ACTION ITEM ::
Only the number is wanted: how many lines of these entries contain the word "title"?

Extracted records ::
☆ ☆ ☆ ☆

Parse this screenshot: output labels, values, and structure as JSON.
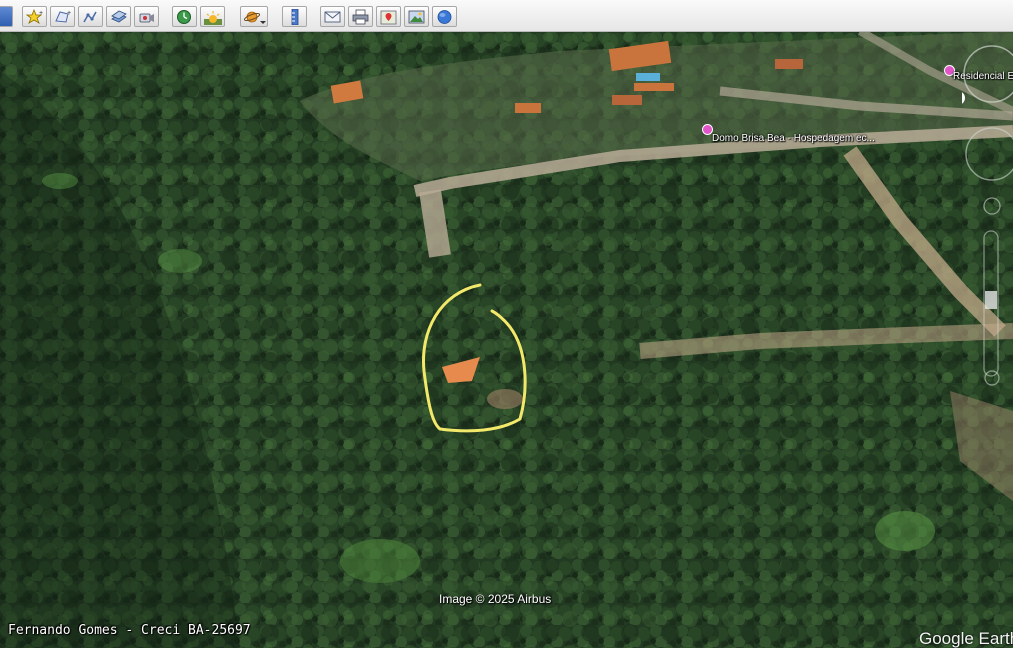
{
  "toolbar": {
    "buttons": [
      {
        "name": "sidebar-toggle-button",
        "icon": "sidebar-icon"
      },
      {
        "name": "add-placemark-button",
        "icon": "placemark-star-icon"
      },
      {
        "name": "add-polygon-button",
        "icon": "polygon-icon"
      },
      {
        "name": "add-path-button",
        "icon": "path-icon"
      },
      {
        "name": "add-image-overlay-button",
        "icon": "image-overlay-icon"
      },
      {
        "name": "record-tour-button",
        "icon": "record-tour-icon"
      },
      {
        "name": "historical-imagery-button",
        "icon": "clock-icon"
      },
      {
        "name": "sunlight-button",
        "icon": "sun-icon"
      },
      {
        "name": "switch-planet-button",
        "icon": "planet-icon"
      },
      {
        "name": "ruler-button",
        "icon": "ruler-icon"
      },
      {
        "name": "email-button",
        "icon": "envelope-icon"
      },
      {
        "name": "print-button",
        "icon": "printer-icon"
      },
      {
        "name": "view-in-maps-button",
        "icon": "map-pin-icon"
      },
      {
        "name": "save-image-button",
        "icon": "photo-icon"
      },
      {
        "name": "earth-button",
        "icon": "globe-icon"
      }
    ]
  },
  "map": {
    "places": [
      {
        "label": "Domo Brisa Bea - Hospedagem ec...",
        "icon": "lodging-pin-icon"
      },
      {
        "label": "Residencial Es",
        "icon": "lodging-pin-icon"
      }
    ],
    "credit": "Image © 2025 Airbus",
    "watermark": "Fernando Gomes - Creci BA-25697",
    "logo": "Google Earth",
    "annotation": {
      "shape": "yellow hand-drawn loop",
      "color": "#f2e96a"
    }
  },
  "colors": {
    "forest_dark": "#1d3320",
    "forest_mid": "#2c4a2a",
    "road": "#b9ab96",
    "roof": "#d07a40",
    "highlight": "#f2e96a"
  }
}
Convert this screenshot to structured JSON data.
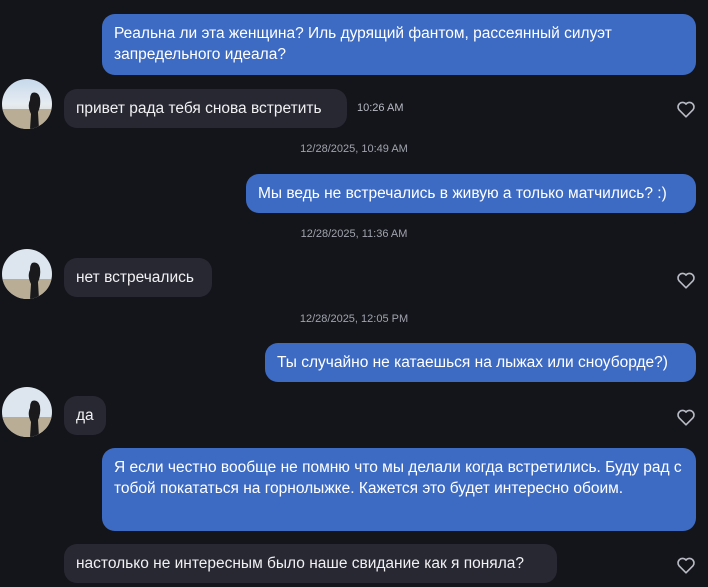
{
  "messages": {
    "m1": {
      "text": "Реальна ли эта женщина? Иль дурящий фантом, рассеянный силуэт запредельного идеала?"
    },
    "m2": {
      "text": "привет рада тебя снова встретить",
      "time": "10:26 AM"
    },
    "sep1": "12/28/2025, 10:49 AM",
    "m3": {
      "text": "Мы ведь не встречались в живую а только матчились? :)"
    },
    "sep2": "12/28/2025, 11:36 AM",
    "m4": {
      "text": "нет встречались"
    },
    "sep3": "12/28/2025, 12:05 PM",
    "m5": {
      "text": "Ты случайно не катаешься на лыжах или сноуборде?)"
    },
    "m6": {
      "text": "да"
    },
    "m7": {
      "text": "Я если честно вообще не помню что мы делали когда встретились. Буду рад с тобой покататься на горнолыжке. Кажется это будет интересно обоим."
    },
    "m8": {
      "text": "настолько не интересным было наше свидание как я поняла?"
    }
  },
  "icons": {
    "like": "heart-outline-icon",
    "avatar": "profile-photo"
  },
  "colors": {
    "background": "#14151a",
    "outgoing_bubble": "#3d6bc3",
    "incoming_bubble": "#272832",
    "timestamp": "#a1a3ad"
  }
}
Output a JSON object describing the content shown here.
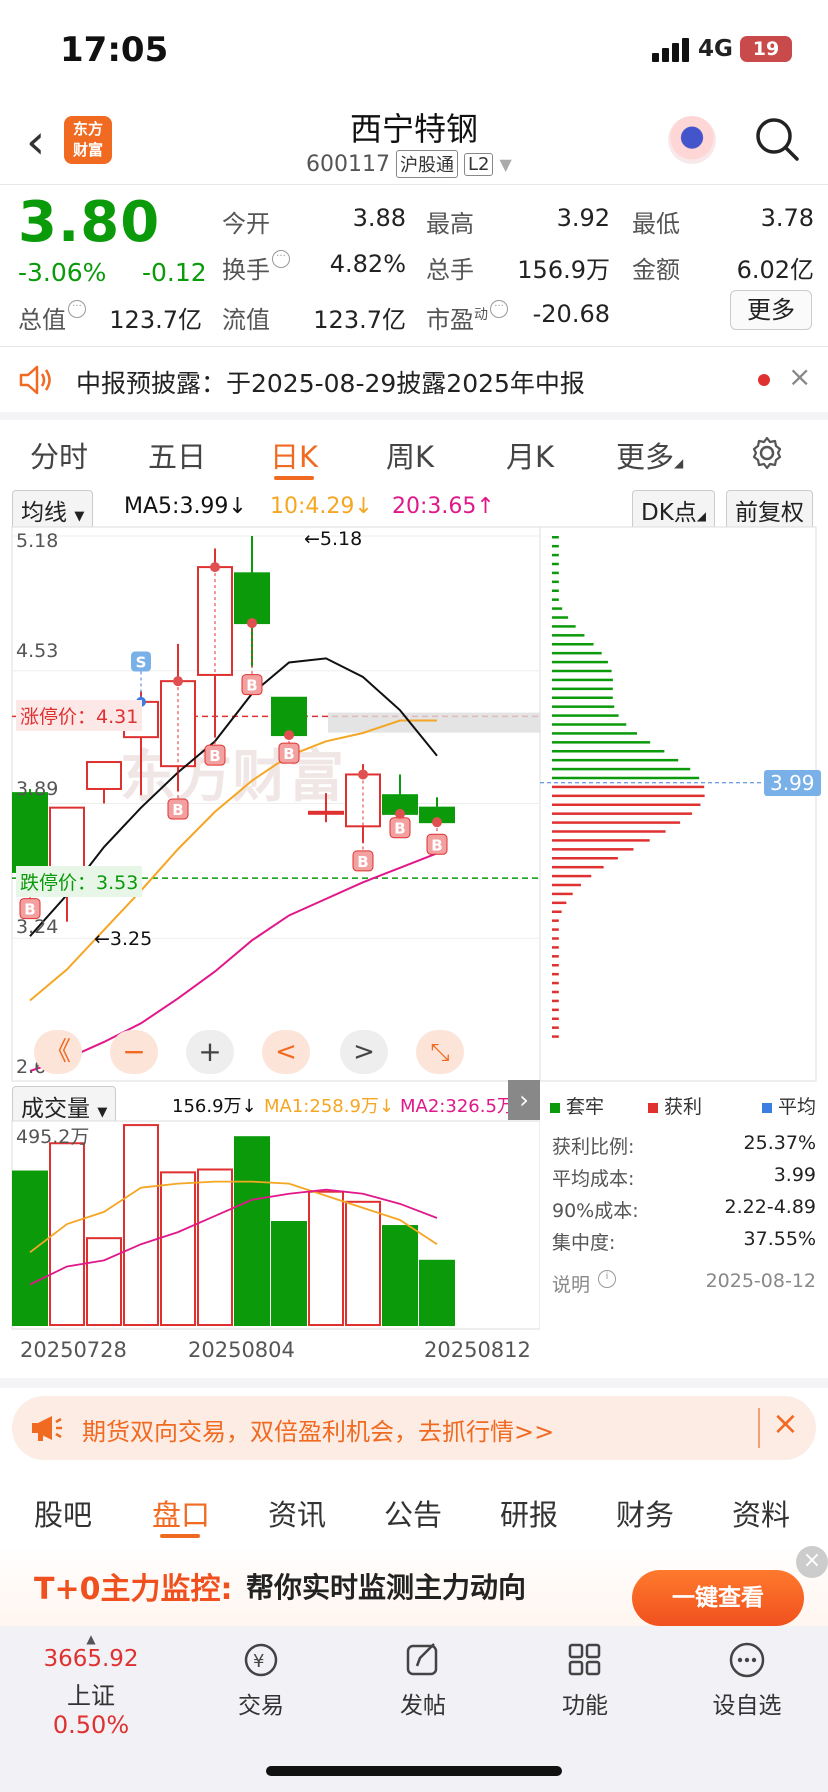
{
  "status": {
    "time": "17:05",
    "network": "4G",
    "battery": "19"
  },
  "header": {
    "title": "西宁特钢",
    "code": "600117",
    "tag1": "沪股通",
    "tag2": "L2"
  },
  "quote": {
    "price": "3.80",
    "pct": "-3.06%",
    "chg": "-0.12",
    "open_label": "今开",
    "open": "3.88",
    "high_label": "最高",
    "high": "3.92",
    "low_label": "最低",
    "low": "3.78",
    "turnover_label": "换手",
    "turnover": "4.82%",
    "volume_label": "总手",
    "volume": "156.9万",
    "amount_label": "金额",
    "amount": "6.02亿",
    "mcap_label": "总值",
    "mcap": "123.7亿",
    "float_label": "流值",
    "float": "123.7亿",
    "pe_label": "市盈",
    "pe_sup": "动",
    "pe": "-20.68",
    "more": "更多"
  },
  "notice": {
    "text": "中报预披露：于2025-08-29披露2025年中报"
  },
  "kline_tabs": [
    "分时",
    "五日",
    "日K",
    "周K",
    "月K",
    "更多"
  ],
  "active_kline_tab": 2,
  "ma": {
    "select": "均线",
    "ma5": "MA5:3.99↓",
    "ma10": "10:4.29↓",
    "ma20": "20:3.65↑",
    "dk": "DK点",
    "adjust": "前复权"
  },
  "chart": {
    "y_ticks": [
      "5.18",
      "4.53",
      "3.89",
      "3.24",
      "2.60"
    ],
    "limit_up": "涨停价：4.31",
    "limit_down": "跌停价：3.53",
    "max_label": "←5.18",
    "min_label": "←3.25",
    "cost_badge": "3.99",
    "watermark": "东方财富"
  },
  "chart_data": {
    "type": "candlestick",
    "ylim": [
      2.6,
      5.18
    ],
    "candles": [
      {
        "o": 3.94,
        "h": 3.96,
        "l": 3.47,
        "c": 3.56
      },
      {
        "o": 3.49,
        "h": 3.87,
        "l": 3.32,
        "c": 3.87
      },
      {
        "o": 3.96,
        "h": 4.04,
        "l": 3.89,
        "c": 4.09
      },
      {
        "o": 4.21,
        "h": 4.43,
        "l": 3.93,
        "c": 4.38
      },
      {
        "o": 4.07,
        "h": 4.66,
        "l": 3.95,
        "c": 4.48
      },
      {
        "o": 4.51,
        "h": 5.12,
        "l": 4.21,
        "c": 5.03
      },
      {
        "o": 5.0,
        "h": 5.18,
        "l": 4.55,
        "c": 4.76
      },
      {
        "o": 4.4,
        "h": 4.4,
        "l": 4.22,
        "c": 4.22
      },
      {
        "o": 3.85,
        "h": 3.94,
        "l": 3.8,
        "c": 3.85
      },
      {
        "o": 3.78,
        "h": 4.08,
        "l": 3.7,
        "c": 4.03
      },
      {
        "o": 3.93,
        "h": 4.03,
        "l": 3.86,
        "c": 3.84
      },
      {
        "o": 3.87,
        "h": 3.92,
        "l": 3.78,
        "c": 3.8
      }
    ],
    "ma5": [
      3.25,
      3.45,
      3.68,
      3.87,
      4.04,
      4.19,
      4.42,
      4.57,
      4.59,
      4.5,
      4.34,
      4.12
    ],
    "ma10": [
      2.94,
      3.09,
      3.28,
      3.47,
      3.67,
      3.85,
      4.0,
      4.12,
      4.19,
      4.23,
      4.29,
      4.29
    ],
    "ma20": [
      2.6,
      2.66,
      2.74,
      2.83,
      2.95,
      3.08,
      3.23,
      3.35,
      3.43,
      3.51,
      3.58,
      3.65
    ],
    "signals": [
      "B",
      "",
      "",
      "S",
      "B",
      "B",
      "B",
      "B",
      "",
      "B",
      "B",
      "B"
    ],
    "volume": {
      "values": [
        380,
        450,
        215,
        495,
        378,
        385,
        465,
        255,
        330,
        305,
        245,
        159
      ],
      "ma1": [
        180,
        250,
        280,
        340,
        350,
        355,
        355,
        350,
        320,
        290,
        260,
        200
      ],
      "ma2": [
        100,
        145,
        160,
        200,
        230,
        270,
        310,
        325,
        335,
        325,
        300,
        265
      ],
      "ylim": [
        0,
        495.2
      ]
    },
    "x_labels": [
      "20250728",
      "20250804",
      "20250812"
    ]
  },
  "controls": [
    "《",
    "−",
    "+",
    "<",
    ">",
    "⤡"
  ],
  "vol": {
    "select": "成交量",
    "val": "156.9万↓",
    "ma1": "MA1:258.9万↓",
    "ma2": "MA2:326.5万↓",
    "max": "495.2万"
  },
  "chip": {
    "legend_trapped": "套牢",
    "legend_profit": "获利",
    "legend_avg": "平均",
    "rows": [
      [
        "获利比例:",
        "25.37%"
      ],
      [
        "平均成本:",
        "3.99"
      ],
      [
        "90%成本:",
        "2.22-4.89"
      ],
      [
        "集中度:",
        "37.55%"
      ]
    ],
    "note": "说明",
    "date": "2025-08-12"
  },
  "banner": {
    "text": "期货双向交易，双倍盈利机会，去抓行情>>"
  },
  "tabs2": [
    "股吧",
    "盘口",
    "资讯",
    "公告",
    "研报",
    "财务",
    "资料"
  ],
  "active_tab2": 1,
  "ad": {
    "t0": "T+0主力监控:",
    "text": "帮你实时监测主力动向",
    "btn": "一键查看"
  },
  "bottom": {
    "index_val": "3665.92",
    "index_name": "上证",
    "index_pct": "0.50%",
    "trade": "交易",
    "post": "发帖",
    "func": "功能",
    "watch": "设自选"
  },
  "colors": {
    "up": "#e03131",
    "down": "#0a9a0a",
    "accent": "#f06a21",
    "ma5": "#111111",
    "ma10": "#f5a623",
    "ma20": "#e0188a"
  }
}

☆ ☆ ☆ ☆

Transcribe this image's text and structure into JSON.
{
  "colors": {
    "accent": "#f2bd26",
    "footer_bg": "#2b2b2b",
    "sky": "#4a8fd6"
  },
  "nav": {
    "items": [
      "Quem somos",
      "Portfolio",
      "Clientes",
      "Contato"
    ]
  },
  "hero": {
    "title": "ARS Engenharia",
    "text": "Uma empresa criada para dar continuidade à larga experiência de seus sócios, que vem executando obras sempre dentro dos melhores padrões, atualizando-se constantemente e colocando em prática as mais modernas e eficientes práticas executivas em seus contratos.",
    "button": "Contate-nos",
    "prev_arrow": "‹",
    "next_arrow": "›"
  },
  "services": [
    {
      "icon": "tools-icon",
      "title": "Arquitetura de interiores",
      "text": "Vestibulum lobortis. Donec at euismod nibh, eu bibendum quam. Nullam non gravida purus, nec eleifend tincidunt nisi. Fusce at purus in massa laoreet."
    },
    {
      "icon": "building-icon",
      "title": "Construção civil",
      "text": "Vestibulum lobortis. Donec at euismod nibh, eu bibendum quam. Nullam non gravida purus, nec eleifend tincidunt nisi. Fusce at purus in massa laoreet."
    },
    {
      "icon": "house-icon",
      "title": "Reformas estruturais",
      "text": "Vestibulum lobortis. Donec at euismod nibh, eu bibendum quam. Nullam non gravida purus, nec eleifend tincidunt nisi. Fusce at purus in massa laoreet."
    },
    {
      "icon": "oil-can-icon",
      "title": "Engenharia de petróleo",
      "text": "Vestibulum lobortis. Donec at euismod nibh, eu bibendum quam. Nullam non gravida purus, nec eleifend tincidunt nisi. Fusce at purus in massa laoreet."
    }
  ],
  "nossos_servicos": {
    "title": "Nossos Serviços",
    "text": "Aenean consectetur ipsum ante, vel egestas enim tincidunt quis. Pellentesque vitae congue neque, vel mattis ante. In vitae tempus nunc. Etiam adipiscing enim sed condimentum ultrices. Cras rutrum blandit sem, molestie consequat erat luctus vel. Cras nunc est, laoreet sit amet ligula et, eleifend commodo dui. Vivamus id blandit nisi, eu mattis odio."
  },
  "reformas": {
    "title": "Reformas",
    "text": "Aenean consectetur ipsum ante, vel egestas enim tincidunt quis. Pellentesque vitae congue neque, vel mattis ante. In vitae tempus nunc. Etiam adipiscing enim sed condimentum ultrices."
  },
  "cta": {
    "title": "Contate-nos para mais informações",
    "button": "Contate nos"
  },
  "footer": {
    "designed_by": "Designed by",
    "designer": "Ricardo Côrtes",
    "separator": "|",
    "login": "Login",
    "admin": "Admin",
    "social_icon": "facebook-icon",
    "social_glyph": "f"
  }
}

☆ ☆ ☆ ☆

ANSWER BELOW ::
9